Bruce Blonigen on Gender and Trade Policy

Bruce Blonigen talked about gender and trade policy last week. Photo by Sarah Ruiz.

By Siyuan Du
dusiyuan@grinnell.edu

Bruce Blonigen, Philip H. Knight Professor of Social Science at the University of Oregon, gave a talk entitled “Gender and Trade Policy” on Tuesday, Feb. 28. He discussed trade policies and the impact of gender on different views of trade policies, both among the general population and among legislators in the U.S.

Blongien discussed how gender is a factor in terms of how the individual views trade policy.

“The basis of the talk today is how do people decide how they feel about trade policy … It turns out that there’s much we don’t know why certain characteristics affect trade policies, and what I found is that gender is a really big impact,” he said. “Controlling all the other things, when two people have the same education level, same income level, [are affiliated with the] same political party, live in the same location and they are both head of households, the data would say that if it’s a woman versus a man and all those characters are the same, if gender is different, there is a very big difference in the likelihood of what they will say [about trade policy].”

According to a model provided by economist Dani Rodrik, both individual preferences and policy maker preferences will ultimately affect the outcome of trade policies. Blonigen talked about the preferences of both women in the general public and the woman legislators in his lecture.
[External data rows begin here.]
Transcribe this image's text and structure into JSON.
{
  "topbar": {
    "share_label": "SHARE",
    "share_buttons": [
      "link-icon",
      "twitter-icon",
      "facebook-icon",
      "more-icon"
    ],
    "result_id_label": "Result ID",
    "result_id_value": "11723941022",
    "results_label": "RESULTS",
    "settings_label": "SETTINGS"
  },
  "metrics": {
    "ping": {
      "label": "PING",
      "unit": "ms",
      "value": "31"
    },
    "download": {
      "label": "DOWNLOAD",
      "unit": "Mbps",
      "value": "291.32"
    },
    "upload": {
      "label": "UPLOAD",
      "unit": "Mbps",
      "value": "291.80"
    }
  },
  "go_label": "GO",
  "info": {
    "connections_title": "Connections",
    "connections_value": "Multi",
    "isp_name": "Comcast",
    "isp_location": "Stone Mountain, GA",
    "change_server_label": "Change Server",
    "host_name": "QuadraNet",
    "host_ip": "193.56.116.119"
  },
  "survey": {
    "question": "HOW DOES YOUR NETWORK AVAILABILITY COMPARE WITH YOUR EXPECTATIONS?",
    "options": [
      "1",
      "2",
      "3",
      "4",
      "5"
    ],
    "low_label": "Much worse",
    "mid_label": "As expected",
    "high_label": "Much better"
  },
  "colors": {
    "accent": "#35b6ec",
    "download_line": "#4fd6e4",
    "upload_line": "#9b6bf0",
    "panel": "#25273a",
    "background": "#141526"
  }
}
“There is a really surprising role of gender here, and [the difference] is big,” Blonigen said, presenting data from a survey. “Women will be more likely to support limiting trade by 10 percentage points.”

He explained the gender differences from a behavioral approach, arguing that women are less likely to choose risky options, as well as less likely to be overconfident and to choose competition.
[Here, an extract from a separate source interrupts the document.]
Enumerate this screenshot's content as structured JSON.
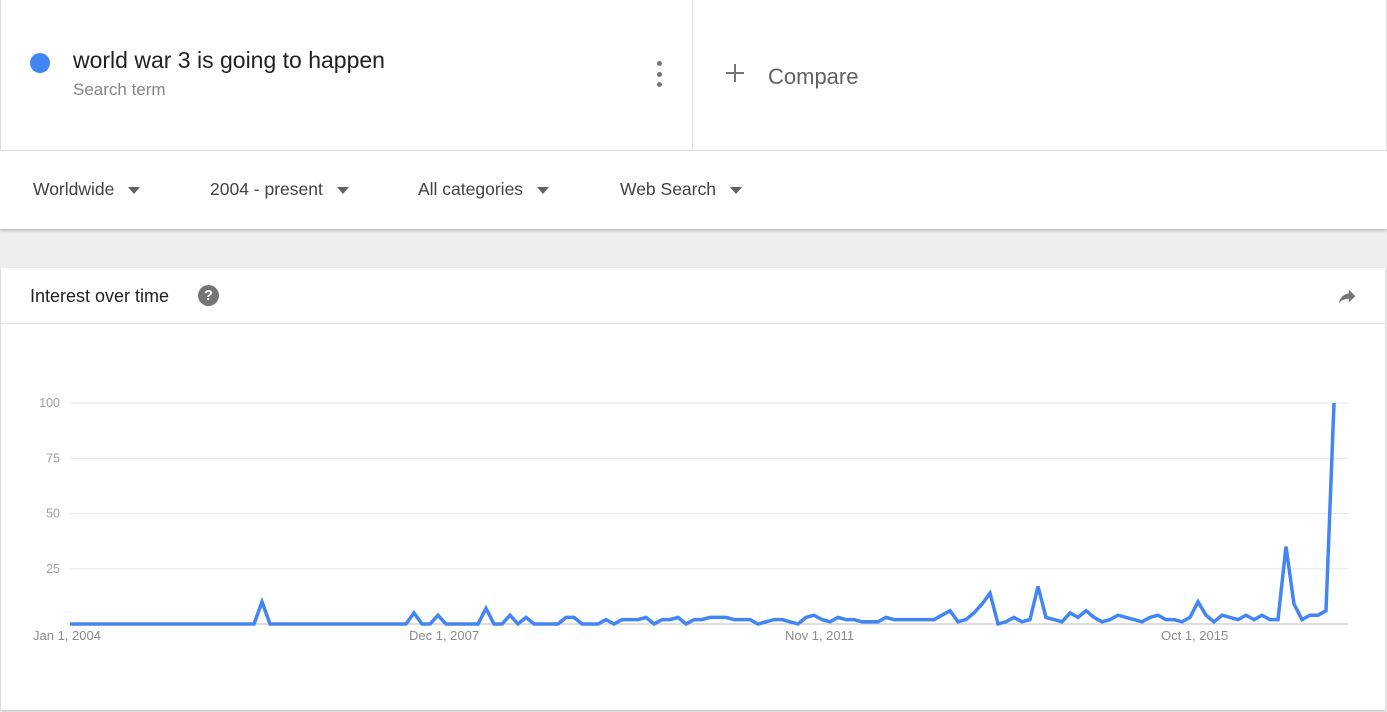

Blonigen also provided another hypothesis, though it is supported by limited literature. “I do think that there is a working hypothesis that women care more about equity than efficiency,” he said.

For women legislators, it turned out that there are no gender preferences on votes concerning international trade, according to the research he is doing for a paper.

“That means the median voter model wins, although part of it might be that, especially in times early on in our sample, there were very few women legislators, and still, they are in minority by quite a bit,” Blonigen said. “So you wonder if the type of women that run for elections like competition, and maybe they are not like average women in the public population.”